Peierls, B. L. Univ. of North Carolina at Chapel Hill, Institute of Marine Sciences,
Paerl, H. W. Univ. of North Carolina at Chapel Hill, Institute of Marine Sciences,

During the past century, atmospheric deposition of nitrogen (AD-N) has increased by 5 to 10 fold and now accounts for 10 to over 40% of external, or "new" N loading to N-limited coastal waters. The increase of inorganic N has predictable consequences in marine systems; N loading has been linked to eutrophication, including harmful algal bloom expansion. The additional impact of organic N components and altered chemical composition of AD-N was investigated in N-sensitive, estuarine and coastal North Carolina waters.

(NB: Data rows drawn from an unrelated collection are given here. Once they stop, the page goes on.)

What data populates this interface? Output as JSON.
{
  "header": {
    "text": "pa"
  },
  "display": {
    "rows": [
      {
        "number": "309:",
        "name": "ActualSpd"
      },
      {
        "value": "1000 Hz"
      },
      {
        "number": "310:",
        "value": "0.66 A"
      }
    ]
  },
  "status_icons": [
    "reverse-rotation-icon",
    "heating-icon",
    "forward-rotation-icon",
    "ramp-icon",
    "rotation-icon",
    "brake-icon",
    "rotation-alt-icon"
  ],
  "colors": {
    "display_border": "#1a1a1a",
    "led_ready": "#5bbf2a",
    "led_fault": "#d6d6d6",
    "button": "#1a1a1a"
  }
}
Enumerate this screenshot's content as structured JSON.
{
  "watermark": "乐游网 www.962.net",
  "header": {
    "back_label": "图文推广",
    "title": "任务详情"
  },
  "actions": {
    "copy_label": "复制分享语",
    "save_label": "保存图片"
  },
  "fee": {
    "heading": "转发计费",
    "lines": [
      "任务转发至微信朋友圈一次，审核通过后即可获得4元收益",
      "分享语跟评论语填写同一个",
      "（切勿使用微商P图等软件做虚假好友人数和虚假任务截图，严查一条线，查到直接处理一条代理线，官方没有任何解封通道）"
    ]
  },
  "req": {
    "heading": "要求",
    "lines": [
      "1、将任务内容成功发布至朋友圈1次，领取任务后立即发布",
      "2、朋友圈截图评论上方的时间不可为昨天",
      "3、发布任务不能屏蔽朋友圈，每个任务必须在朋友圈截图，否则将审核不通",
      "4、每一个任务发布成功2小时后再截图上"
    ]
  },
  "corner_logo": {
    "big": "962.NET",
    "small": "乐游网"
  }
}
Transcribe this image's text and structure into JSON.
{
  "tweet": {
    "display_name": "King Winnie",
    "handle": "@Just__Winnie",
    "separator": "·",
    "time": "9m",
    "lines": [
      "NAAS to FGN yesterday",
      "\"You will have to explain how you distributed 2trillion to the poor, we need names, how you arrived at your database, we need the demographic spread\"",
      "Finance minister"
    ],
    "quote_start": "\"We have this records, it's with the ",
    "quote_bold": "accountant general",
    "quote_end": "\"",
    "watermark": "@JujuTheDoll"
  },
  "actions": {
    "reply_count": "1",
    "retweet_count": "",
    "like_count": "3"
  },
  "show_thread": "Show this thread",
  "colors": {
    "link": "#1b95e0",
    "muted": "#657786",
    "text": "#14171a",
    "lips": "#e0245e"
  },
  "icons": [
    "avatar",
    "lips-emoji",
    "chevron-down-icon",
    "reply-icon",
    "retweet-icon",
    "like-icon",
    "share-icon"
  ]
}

Atmospheric organic N (AON) can provide an additional nutrient source depending on its bioavailability. Enrichment of coastal water with isolated rainwater DON produced increased phytoplankton biomass and productivity that ranged from 20-60% of the response to inorganic N alone, suggesting that as much as one-half of the AON pool is available to primary producers on short (hours to days) time scales. Recent intensification of animal operations in the U.S. Mid-Atlantic coastal plain has been linked to increasing amounts of NH4+ and possibly AON deposition. The response of phytoplankton community structure and function may differ with different proportions of new N components. Future air/watershed nutrient budgets should include all atmospheric N species and consider relative fluxes to fully gauge ecological effects.
Day: Wednesday, Feb. 3
Time: 09:30 - 09:45am
Location: Sweeney Center
Code: SS50WE0930S